Hirosaki was the capital of the Tsugaru clan that once ruled over much of Tohoku's northern parts. Occasionally called "the Kyoto of the North", this hyperbole is backed up mostly by an abundance of temples and a famous version of the Neputa Festival.

Get in

By train

Hirosaki is on the JR Ōu Main Line (奥羽本線) connecting Aomori, Akita and Fukushima. Local trains from Aomori take about 45 minutes (¥630).

Get around

Hirosaki is fairly spread out and you will need to figure out the bus system to get around affordably. Most lines radiate from JR Hirosaki station.

See

Castle grounds

  • Hirosaki Castle (弘前城 Hirosaki-jō). Only a few parts of the castle (built in 1627) remains, but the central donjon still looks pretty, especially in cherry blossom season. The grounds have been turned into a large park, including 5000 cherry trees. Admission to the museum in the donjon, featuring the usual array of swords and helmets, costs ¥200. Nearest bus stop Shiyakusho-mae (15 min from station).
  • Neputa Village (ねぷた村 Neputa-mura). Located at the park's northerneastern corner, this is where the festival's floats and memorabilia are held outside the Neputa festival season (see Do). The Village showcases a particularly large 8x10m specimen, and sheepishly notes that it's now too big to fit under the electric wires that crisscross Japanese streets. There are also several workshops preparing traditional Hirosaki handicrafts, which can be purchased by visitors. Admission ¥500.
  • Otemon Square. On the other side of the park, this complex contains Hirosaki's tourist information center and showcases more beautiful Neputa stuff including Japan's largest drum, diameter 4.5m wide and big enough for 50 people to bang on at once. Free admission.

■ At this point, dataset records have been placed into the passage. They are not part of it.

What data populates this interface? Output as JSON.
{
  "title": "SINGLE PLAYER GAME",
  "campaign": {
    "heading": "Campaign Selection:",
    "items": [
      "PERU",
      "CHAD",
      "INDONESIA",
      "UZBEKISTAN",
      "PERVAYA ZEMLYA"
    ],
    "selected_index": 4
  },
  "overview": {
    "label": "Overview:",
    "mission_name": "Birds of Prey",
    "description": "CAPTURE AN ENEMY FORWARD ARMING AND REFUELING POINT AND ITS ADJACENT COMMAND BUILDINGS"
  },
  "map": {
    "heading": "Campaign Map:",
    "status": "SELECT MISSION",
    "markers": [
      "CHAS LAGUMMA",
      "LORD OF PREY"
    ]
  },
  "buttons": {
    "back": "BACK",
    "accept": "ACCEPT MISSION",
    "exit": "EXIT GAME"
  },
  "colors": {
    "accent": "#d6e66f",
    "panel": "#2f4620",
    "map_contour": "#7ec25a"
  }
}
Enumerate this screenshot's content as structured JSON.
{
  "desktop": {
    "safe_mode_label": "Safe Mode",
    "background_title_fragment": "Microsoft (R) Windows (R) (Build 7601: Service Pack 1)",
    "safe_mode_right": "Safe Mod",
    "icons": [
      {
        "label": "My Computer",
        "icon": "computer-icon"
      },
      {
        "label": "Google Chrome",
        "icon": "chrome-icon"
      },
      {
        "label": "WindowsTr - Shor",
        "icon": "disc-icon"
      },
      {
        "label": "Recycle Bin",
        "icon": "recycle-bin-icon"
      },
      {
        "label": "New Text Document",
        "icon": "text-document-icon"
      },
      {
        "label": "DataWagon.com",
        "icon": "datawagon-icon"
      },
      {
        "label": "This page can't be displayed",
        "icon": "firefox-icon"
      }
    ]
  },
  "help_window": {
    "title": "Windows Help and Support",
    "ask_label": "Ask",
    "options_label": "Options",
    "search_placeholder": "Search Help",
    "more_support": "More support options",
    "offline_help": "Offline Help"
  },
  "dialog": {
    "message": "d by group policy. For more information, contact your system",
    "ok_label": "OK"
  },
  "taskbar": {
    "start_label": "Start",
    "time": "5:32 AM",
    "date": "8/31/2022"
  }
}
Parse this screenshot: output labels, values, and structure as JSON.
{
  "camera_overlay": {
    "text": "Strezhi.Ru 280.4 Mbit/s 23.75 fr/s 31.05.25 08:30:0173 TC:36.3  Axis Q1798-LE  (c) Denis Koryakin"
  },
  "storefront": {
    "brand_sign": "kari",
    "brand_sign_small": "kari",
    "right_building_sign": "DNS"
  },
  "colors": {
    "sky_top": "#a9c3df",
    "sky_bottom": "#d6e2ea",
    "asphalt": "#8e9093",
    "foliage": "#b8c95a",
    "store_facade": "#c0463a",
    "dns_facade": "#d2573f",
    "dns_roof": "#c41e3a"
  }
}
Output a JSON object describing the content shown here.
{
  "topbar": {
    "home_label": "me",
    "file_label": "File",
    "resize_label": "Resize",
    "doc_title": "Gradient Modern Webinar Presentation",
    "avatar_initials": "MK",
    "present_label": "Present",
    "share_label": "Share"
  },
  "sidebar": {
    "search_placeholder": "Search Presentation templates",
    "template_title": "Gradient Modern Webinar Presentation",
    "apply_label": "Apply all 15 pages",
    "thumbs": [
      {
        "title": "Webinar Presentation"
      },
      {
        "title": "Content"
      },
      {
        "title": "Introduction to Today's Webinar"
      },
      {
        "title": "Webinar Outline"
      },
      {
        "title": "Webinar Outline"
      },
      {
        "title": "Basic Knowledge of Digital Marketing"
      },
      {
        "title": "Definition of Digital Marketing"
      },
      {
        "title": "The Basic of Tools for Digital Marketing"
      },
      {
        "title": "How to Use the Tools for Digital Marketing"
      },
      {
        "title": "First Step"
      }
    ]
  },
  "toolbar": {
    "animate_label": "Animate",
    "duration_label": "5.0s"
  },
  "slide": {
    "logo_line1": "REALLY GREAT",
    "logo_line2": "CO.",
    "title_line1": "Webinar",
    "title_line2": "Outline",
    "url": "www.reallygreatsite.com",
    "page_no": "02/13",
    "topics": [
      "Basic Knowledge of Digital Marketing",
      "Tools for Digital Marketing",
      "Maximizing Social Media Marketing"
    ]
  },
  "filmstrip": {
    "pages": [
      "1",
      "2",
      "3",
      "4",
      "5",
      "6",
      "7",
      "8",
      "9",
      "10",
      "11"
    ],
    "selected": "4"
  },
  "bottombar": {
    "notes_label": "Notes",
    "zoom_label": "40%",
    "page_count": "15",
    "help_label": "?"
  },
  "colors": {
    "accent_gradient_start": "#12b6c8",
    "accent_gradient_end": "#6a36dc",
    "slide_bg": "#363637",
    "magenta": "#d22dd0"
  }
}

Temples

  • Zenringai (禅林街) is a collection of 33 Zen temples moved or built here to spiritually safeguard Hirosaki Castle. To get there, take a bus to Yonchuko and get off at Shigemori-cho Chosho-ji (20 min).
    • Chōshō-ji Temple (長勝寺). Known for the Sanmon Gate (1629) and a hall filled with wooden statues of the 500 Disciples of Buddha. Admission ¥300, open daily 8 AM to 5 PM (but closed December through March).
  • Shinteramachi (新寺町) is a slightly newer set of temples affiliated with the Nichiren sect. To get there, take a bus to Sakuragaoka and get off at Hirosaki High School (13 min).
    • Saishō-in Monastery (最勝院). Known for its five-storied pagoda, completed in 1667, which stands 31.2 meters tall and took ten years to built on the order of Tsugaru clan leader Nobuyoshi.

Do

  • Hirosaki's biggest event is the yearly Neputa Matsuri (ねぷた祭り), held in the first week of August and quite similar to Aomori's Nebuta Matsuri (note slight difference in spelling). The festival is famous for its extravagant and colouful illuminated floats and accompanying dancers, and accommodation in the area is booked tight in season.

Buy

Eat

Hirosaki is Japan's leading producer of apples, introduced to the city in 1875 by John Inge, an American teacher working at a local school.

Drink

Sleep

  • Hirosaki Youth Hostel. Tel. 0172-33-7066, [1]. Housed in a concrete cube, this is a dull but friendly base for exploring the city. A bed for the night costs ¥3045 for HI members.

Contact

Drop into the Hirosaki Tourist Information Center at Otemon Square (under See) for useful maps and information.

Get out

External links